● **TASK BRIEF**
Go through the entries below and count the lines where "Type" occurs. Give nothing but that number.

Element data from apps and pages
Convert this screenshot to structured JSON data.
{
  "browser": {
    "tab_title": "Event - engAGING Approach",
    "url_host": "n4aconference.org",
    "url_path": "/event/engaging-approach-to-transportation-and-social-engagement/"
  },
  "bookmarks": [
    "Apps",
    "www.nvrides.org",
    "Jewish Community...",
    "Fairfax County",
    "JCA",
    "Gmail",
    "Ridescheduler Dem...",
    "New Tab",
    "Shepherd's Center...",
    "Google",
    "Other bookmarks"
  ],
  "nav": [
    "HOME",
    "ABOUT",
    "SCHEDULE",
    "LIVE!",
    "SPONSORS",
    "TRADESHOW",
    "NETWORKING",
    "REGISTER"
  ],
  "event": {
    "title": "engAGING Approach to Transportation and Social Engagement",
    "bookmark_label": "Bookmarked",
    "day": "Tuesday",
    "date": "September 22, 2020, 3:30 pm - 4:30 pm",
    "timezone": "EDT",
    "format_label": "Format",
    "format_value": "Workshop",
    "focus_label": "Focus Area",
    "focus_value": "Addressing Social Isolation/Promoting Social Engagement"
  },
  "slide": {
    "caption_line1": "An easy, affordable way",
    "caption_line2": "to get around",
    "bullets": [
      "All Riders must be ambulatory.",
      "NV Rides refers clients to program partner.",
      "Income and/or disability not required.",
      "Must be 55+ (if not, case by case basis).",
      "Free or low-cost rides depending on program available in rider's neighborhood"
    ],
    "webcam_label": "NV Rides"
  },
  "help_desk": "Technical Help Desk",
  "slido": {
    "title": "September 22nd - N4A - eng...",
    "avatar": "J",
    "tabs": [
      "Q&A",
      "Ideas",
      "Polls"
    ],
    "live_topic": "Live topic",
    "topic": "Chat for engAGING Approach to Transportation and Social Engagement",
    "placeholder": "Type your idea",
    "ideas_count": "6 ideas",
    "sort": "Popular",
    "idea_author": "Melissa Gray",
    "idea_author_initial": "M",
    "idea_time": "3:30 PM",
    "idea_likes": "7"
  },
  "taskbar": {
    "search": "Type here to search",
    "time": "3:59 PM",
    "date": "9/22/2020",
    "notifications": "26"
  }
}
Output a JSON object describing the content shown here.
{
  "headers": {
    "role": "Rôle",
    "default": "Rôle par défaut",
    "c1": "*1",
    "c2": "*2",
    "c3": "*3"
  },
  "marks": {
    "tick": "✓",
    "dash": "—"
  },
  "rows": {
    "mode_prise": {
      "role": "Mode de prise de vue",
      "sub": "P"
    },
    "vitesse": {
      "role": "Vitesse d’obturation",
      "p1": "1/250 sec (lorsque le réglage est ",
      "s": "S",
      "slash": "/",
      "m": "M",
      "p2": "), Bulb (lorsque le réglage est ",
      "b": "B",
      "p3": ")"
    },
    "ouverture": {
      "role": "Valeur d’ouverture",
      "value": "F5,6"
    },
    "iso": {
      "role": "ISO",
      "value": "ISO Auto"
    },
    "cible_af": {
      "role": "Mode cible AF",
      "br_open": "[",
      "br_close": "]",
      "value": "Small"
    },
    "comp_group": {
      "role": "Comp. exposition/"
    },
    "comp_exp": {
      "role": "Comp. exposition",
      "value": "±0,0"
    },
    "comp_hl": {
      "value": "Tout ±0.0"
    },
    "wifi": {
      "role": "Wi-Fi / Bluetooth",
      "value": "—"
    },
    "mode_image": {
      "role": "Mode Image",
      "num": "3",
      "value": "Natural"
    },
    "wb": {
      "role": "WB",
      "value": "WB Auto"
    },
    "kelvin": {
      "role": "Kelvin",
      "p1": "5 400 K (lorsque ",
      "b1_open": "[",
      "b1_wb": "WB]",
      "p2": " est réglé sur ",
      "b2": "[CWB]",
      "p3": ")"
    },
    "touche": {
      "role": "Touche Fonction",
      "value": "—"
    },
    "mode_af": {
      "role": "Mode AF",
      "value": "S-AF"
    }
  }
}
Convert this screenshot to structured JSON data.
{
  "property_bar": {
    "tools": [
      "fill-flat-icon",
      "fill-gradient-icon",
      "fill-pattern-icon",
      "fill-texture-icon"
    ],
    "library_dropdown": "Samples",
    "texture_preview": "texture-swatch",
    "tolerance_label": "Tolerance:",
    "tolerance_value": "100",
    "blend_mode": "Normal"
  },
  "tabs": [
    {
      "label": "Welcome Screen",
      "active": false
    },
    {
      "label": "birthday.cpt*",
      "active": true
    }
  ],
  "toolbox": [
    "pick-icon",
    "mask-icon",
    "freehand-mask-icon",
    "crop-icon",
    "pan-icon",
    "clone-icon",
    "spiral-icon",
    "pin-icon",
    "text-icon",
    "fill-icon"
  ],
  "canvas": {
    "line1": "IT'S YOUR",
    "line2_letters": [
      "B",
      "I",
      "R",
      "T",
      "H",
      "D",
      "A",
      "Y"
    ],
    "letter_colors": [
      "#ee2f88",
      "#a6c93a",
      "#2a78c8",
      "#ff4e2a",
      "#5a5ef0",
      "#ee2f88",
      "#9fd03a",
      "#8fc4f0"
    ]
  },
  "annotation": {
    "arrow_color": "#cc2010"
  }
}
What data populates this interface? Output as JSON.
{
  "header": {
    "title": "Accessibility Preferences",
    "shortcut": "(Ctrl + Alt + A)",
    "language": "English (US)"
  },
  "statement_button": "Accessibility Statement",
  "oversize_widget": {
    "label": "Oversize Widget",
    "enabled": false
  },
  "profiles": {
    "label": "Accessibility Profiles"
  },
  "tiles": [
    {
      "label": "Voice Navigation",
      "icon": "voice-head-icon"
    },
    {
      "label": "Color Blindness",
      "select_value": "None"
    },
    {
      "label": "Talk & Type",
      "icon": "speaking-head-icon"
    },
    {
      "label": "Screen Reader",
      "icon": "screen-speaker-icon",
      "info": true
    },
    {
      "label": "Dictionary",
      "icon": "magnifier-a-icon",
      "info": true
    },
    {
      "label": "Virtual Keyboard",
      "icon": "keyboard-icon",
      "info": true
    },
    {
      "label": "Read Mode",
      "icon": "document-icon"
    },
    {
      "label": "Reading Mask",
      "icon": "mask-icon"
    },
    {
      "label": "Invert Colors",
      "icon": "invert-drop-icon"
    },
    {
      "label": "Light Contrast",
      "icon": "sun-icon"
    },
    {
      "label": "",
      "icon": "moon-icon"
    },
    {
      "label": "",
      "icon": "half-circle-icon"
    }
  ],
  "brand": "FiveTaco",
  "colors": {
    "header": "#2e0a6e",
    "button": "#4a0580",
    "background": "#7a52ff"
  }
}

● **RESULT BELOW**
3